Part of the first semester curriculum for first year graduate students along with IBMS 453. This course is designed to give students an intensive introduction to prokaryotic and eukaryotic molecular biology. Topics include protein structure and function, DNA and chromosome structure, DNA replication, RNA transcription and its regulation, RNA processing, and protein synthesis. Important methods in molecular biology are also presented. This course is suitable for graduate students entering most areas of basic biomedical research. Undergraduate courses in biochemistry, cell and molecular biology are excellent preparation for this course. Recommended preparation: Undergraduate biochemistry or molecular biology.
This course is one of four sections that will cover major advances in biomedical research by review of Nobel Prize-winning topics from the past 21 years. Each section will cover 8 Nobel prize topics (1 topic/2 hour session/week for 8 weeks). Students will read critical research papers of the Nobel prize scientist(s) in preparation for guided in-class discussion led by the faculty mentor. The IBMS 456A section will cover Nobel Prizes related to the areas of Genetics & Genome Science, Systems Biology & Bioinformatics, and RNA Biology. These include: 1) 2012 Prize, J. Gurdon and S. Yamanaka: Mechanisms of pluripotent stem cell development and reprogramming; 2) 2010 Prize, R. Edwards: Development of in ,vitro fertilization; 3) 2009 Prize, E. Blackburn, C. Greider, andJ Szostack: Mechanisms of chromosome protection by telomeres and telomerase; 4) 2009 Prize, Y. Ramakrishnan, T. Steitz, and A. Yonath: Structure/function analysis of ribosomes; 5) 2007 Prize, M. Capecchi, M. Evans, and O. Smithies: Discovery/development of transgenic and gene-deletion methods in mice; 6) 2006 Prize, A. Fire and C. Mello: Discovery/development of RNA interference-gene silencing methods; 7) 2006 Prize, R. Kornberg: Mechanisms of eukaryotic transcription; 8) 1995 Prize, E. Lewis, C. Nusslein-Volhard, and W. Wieschaus: Mechanisms of genetic control in early embryonic development.

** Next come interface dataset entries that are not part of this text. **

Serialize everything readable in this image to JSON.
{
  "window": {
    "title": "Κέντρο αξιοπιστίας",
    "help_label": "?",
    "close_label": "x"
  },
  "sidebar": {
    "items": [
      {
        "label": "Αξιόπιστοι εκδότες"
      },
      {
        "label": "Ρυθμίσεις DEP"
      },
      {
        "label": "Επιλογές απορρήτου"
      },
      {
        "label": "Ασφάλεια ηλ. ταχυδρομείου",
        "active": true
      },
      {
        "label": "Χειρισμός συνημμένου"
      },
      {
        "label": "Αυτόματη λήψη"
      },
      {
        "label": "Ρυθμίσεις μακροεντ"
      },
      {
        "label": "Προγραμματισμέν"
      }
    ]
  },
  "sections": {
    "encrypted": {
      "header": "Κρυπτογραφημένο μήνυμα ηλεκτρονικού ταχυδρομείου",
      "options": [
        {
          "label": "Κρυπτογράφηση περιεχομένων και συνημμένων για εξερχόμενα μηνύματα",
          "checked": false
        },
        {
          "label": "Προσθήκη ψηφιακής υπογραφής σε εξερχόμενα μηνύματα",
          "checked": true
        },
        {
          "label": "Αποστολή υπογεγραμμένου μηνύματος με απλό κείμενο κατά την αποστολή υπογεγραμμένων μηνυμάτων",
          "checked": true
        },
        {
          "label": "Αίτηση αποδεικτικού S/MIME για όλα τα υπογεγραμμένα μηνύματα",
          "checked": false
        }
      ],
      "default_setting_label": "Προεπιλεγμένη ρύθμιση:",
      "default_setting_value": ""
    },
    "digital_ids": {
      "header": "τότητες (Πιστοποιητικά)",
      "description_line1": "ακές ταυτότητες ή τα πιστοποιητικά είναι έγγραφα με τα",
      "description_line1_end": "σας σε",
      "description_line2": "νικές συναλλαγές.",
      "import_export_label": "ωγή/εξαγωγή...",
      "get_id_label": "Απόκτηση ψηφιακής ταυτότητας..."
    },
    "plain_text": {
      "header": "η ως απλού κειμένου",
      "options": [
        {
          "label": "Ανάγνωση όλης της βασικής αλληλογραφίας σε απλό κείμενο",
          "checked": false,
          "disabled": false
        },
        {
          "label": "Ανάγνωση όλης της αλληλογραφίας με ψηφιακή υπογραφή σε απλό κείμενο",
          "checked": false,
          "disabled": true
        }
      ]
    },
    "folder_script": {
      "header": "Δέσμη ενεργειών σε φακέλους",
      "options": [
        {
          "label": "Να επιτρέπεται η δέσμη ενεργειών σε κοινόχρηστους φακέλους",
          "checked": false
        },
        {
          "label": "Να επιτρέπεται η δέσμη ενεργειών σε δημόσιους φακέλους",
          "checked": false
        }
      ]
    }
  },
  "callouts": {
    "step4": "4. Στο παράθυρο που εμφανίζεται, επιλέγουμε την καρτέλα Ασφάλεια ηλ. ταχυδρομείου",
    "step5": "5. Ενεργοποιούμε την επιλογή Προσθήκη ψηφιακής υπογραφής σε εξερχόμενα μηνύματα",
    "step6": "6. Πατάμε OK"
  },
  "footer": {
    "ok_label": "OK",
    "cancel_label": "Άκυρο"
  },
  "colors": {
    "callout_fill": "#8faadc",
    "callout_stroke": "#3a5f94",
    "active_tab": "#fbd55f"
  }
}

The goal of this course is to provide graduate students with an opportunity to think through their professional ethical commitments before they are tested, on the basis of the scientific community's accumulated experience with the issues. Students will be brought up to date on the current state of professional policy and federal regulation in this area, and, through case studies, will discuss practical strategies for preventing and resolving ethical problems in their own work. The course is designed to meet the requirements for "instruction about responsible conduct in research" for BSTP and MSTP students supported through NIH/ADAMHA institutional training grant programs at Case. Attendance is required.